- ...Williamson’s crushing it week in and week out for T2. He might be the USL league MVP at this point, and yet he can’t even make the first team’s bench. I worry that if we don’t start playing him, he’s going to ask for a trade. But who do we sit so he can play? Cristhian Paredes? Diego Chara? I’m kinda thinking maybe we should pull Chara at the 60 minute mark every game and put Williamson in. It’ll save some tread on Chara’s tires, while giving Eryk the minutes he deserves. Is this an awful idea? Got something better? Let’s talk about it down in the comments.
- But, of course, the team’s just added another player who’s ahead of Williamson on the depth chart...
6) After all the awesome attackers we almost signed this year, I told you I wouldn’t get too excited about the team’s newest high-profile signing until he’d actually landed at the Portland airport. Welp...
A few supporters just met Brian Fernández at @FlyPDX to welcome him to #SoccerCityUSA. Bienvenidos a Portland. #RCTID pic.twitter.com/5ah7ShQqhh— Timbers Army (@timbersarmy) May 7, 2019
Welcome to the team Brian Fernandez! (And look at that, your name’s bolded now, just like the rest of the roster. That’s gotta feel good.)

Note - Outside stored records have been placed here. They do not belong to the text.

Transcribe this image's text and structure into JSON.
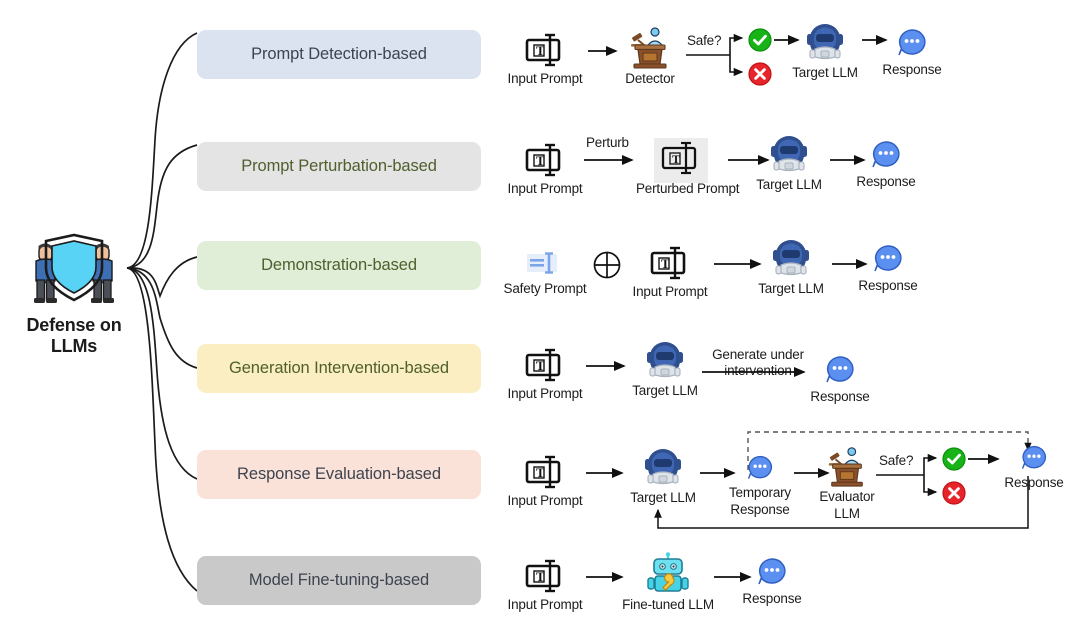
{
  "root": {
    "label_line1": "Defense on",
    "label_line2": "LLMs",
    "icon": "shield-with-guards-icon"
  },
  "palette": {
    "blue_box_bg": "#dce3f0",
    "blue_box_text": "#3d4450",
    "gray_box_bg": "#e4e4e4",
    "gray_box_text": "#4f5f2e",
    "green_box_bg": "#e0eed7",
    "green_box_text": "#4f5f2e",
    "yellow_box_bg": "#fbeec2",
    "yellow_box_text": "#4f5f2e",
    "peach_box_bg": "#fae2d8",
    "peach_box_text": "#3d4450",
    "darkgray_box_bg": "#c9c9c9",
    "darkgray_box_text": "#3d4450",
    "shield_cyan": "#58d2f5",
    "astronaut_navy": "#2f4f8f",
    "response_blue": "#5b8ff0",
    "check_green": "#17b317",
    "cross_red": "#e8242b",
    "robot_cyan": "#46d3e8",
    "podium_brown": "#8b4f2a",
    "arrow_black": "#111111"
  },
  "categories": [
    {
      "id": "prompt-detection",
      "label": "Prompt Detection-based"
    },
    {
      "id": "prompt-perturbation",
      "label": "Prompt Perturbation-based"
    },
    {
      "id": "demonstration",
      "label": "Demonstration-based"
    },
    {
      "id": "generation-intervention",
      "label": "Generation Intervention-based"
    },
    {
      "id": "response-evaluation",
      "label": "Response Evaluation-based"
    },
    {
      "id": "model-fine-tuning",
      "label": "Model Fine-tuning-based"
    }
  ],
  "rows": {
    "prompt_detection": {
      "input_prompt": "Input Prompt",
      "detector": "Detector",
      "safe_label": "Safe?",
      "target_llm": "Target LLM",
      "response": "Response",
      "check_icon": "green-check-icon",
      "cross_icon": "red-cross-icon"
    },
    "prompt_perturbation": {
      "input_prompt": "Input Prompt",
      "perturb_label": "Perturb",
      "perturbed_prompt": "Perturbed Prompt",
      "target_llm": "Target LLM",
      "response": "Response"
    },
    "demonstration": {
      "safety_prompt": "Safety Prompt",
      "plus_icon": "circle-plus-icon",
      "input_prompt": "Input Prompt",
      "target_llm": "Target LLM",
      "response": "Response"
    },
    "generation_intervention": {
      "input_prompt": "Input Prompt",
      "target_llm": "Target LLM",
      "edge_label_line1": "Generate under",
      "edge_label_line2": "intervention",
      "response": "Response"
    },
    "response_evaluation": {
      "input_prompt": "Input Prompt",
      "target_llm": "Target LLM",
      "temporary_response_line1": "Temporary",
      "temporary_response_line2": "Response",
      "evaluator_llm_line1": "Evaluator",
      "evaluator_llm_line2": "LLM",
      "safe_label": "Safe?",
      "response": "Response",
      "check_icon": "green-check-icon",
      "cross_icon": "red-cross-icon"
    },
    "model_fine_tuning": {
      "input_prompt": "Input Prompt",
      "fine_tuned_llm": "Fine-tuned LLM",
      "response": "Response"
    }
  }
}
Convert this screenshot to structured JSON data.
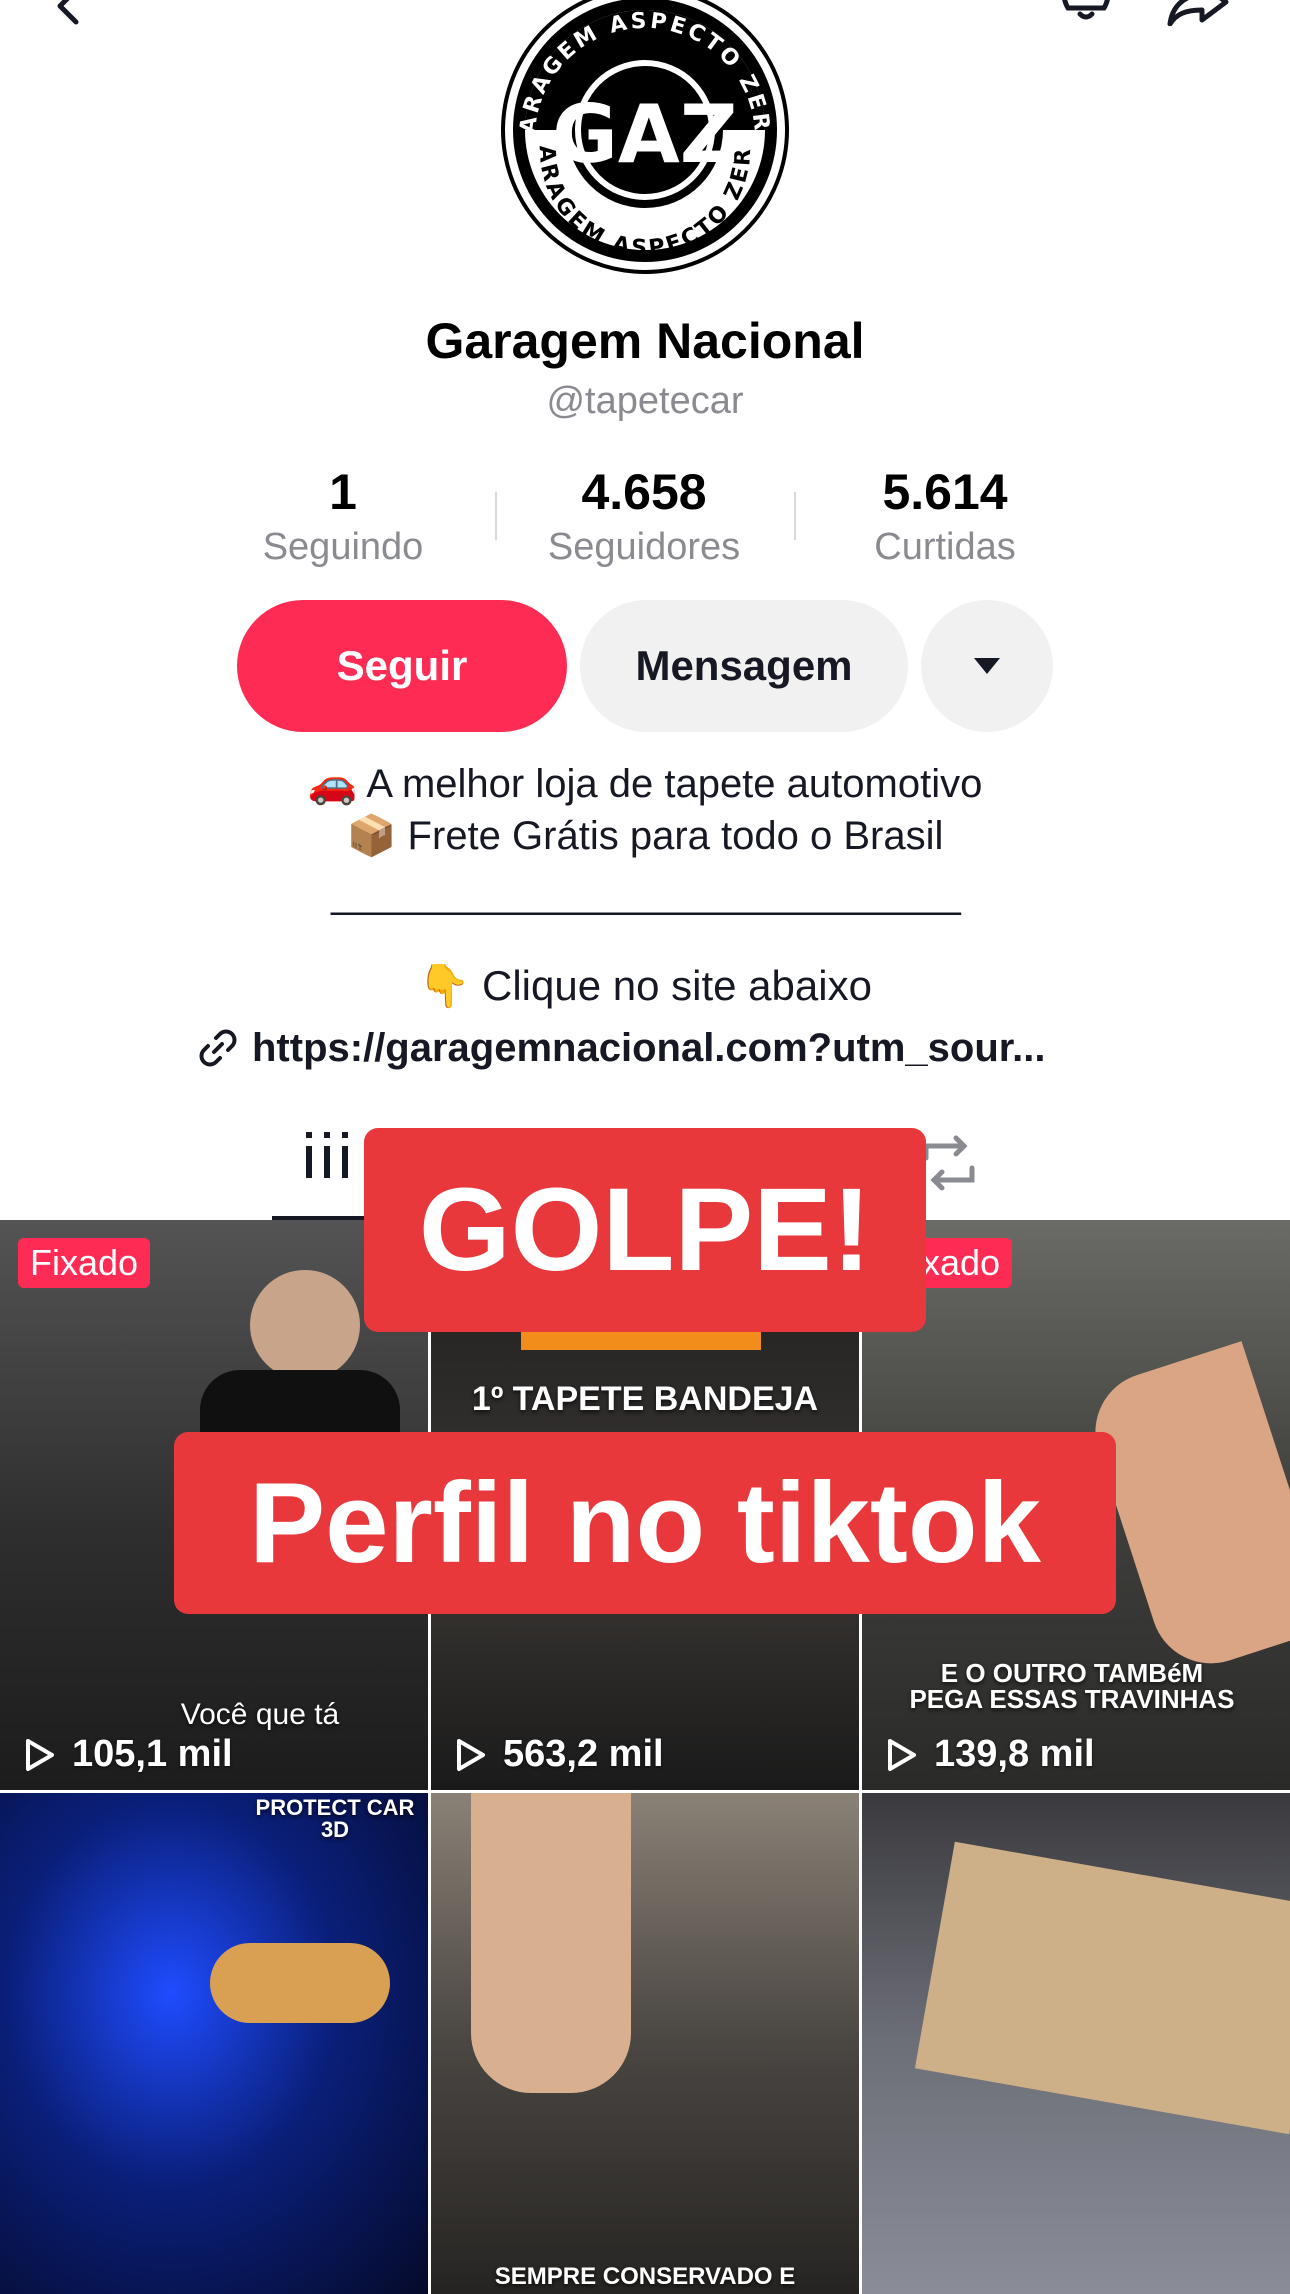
{
  "profile": {
    "name": "Garagem Nacional",
    "handle": "@tapetecar",
    "avatar_ring_text": "GARAGEM ASPECTO ZERO",
    "avatar_initials": "GAZ"
  },
  "stats": [
    {
      "value": "1",
      "label": "Seguindo"
    },
    {
      "value": "4.658",
      "label": "Seguidores"
    },
    {
      "value": "5.614",
      "label": "Curtidas"
    }
  ],
  "actions": {
    "follow_label": "Seguir",
    "message_label": "Mensagem",
    "more_icon": "caret-down-icon"
  },
  "bio": {
    "line1": "🚗 A melhor loja de tapete automotivo",
    "line2": "📦 Frete Grátis para todo o Brasil",
    "separator": "_______________________________",
    "cta": "👇 Clique no site abaixo",
    "link": "https://garagemnacional.com?utm_sour..."
  },
  "tabs": {
    "videos_icon": "grid-icon",
    "repost_icon": "repost-icon"
  },
  "videos": [
    {
      "pinned_label": "Fixado",
      "views": "105,1 mil",
      "caption": "Você que tá",
      "bg": "#3a3a3a"
    },
    {
      "pinned_label": "",
      "views": "563,2 mil",
      "caption": "1º TAPETE BANDEJA",
      "bg": "#2a2a2a"
    },
    {
      "pinned_label": "Fixado",
      "views": "139,8 mil",
      "caption": "E O OUTRO TAMBéM PEGA ESSAS TRAVINHAS",
      "bg": "#4a4a48"
    },
    {
      "pinned_label": "",
      "views": "",
      "caption": "PROTECT CAR 3D",
      "bg": "#0b1a5a"
    },
    {
      "pinned_label": "",
      "views": "",
      "caption": "SEMPRE CONSERVADO E",
      "bg": "#3b3835"
    },
    {
      "pinned_label": "",
      "views": "",
      "caption": "",
      "bg": "#5b5b60"
    }
  ],
  "overlays": {
    "top": "GOLPE!",
    "bottom": "Perfil no tiktok"
  },
  "colors": {
    "accent": "#fe2c55",
    "overlay": "#e8383b",
    "secondary_button": "#f1f1f2"
  }
}
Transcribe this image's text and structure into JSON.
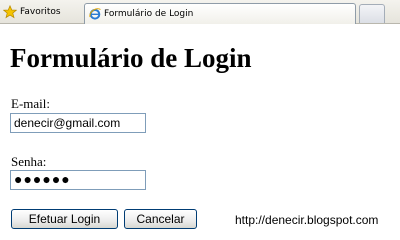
{
  "toolbar": {
    "favorites_label": "Favoritos",
    "tab_title": "Formulário de Login"
  },
  "page": {
    "title": "Formulário de Login",
    "email_label": "E-mail:",
    "email_value": "denecir@gmail.com",
    "password_label": "Senha:",
    "password_masked": "●●●●●●",
    "login_button": "Efetuar Login",
    "cancel_button": "Cancelar"
  },
  "watermark": "http://denecir.blogspot.com",
  "icons": {
    "favorites": "star-icon",
    "tab": "internet-explorer-icon"
  },
  "colors": {
    "input_border": "#7f9db9",
    "button_border": "#003c74",
    "star": "#f5c400"
  }
}
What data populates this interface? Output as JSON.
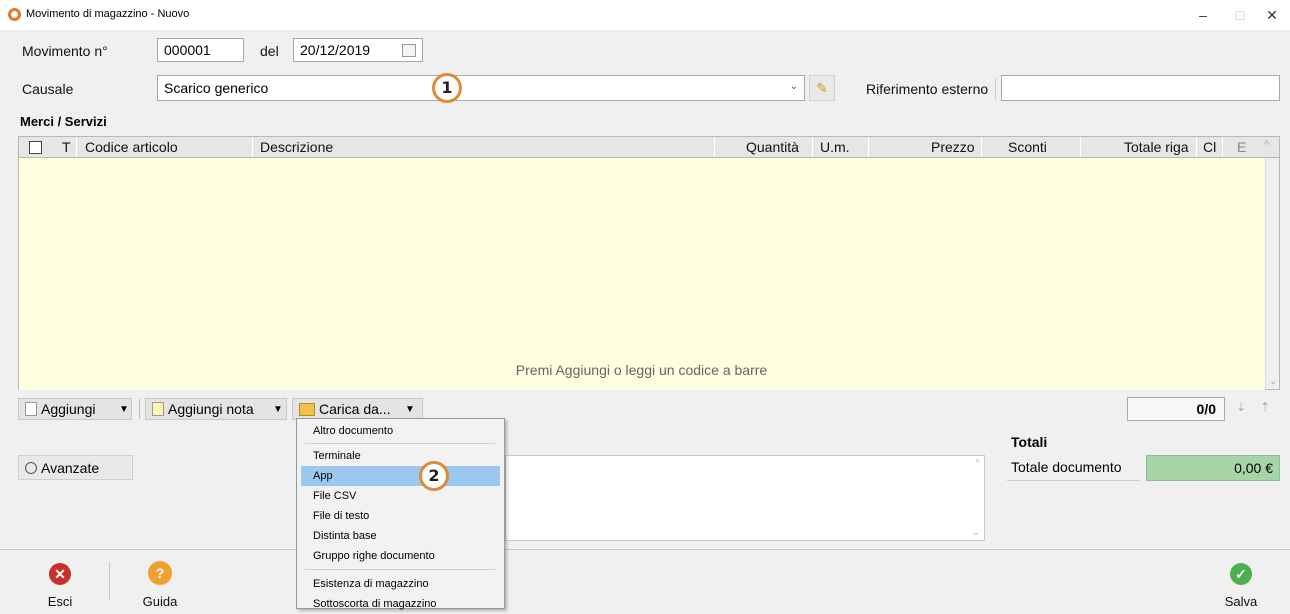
{
  "window": {
    "title": "Movimento di magazzino - Nuovo",
    "minimize": "–",
    "maximize": "□",
    "close": "✕"
  },
  "form": {
    "movement_label": "Movimento n°",
    "movement_value": "000001",
    "date_label": "del",
    "date_value": "20/12/2019",
    "causale_label": "Causale",
    "causale_value": "Scarico generico",
    "ref_label": "Riferimento esterno",
    "ref_value": ""
  },
  "section_title": "Merci / Servizi",
  "grid": {
    "columns": [
      "T",
      "Codice articolo",
      "Descrizione",
      "Quantità",
      "U.m.",
      "Prezzo",
      "Sconti",
      "Totale riga",
      "Cl",
      "E"
    ],
    "empty_text": "Premi Aggiungi o leggi un codice a barre"
  },
  "toolbar": {
    "add_label": "Aggiungi",
    "add_note_label": "Aggiungi nota",
    "load_from_label": "Carica da...",
    "pager": "0/0"
  },
  "menu": {
    "items": [
      "Altro documento",
      "Terminale",
      "App",
      "File CSV",
      "File di testo",
      "Distinta base",
      "Gruppo righe documento",
      "Esistenza di magazzino",
      "Sottoscorta di magazzino"
    ]
  },
  "callouts": [
    "1",
    "2"
  ],
  "advanced_label": "Avanzate",
  "totals": {
    "header": "Totali",
    "doc_label": "Totale documento",
    "doc_value": "0,00 €"
  },
  "bottom": {
    "exit_label": "Esci",
    "help_label": "Guida",
    "save_label": "Salva"
  },
  "colors": {
    "grid_bg": "#ffffe0",
    "menu_selected": "#9cc8ee",
    "callout": "#dd8a3a",
    "total_bg": "#a8d5a8"
  }
}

My main thought on Fernandez – which you’ve heard before – is that he better not send Jeremy Ebobisse to the bench. But the truth is, I don’t think he will. Maybe he’ll occasionally play the 9, if Jebo needs a rest, but I think (and hope, and pray) he’ll be on the right wing, replacing Andres Flores/Andy Polo/Dairon Asprilla/Insert Your Favorite Non-Goal-Dangerous Winger Here.
Here’s a good question for us to chew on: what would make Fernandez’s first year a success? Five goals? 10? 15?
Let’s start by looking at our previously biggest mid-season attacking addition, Fanendo Adi, who arrived in May of 2014. How many goals did Adi have that first half-season?
24 games, 18 starts, 9 goals, 4 assists. That’s a hell of a first half-season.
Now, let’s narrow it down to Adi’s first five games.
Adi’s first appearance was on May 17. He subbed in for seven minutes and got an assist. In his next game, he played six minutes, but didn’t register any stats at all. In his third game, shit got real. He started, played the full 90 minutes, and registered 4 shots, 3 shots on goal, and 2 goals. He got an assist in his next game (a substitute appearance), and in the game after that (his second start), he had his second brace.
Two braces in his first two starts? That’s an incredible start, and an incredible first impression to make on a team’s fanbase. If I recall correctly, the title of that week’s Six Degrees was “Fanendomania!”
Is that what we’re expecting from Brian Fernandez? Do we expect him to knock our socks off right from the start like Adi did? Two braces in his first two starts? Nine goals in his first half-season?
To a certain degree, I think that is what we’ll be expecting, at least subconsciously. Oh sure, we’ll say things like “oh, you know, go easy on the guy, it takes time to adjust to a new team, a new league, a new country,” but in the back of our head, we’ll be thinking of Adi’s start, and judging Fernandez based on that.
Is that fair? I honestly have no idea. Because, you know, it really does take time to adjust to a new team, a new league, and a new country. But if Adi did it, maybe Fernandez should, too. Or maybe not. I can’t decide.
One advantage Fernandez has over Adi? He won’t have to deal with all the long road trips every new MLS player has to adjust to. Arriving just in time for a long, long stretch of home games can only help Fernandez this year. It certainly helped Wayne Rooney last year in DC.
What do you think? What should our expectations be for our newest attacker? Let’s talk about it down in the comments.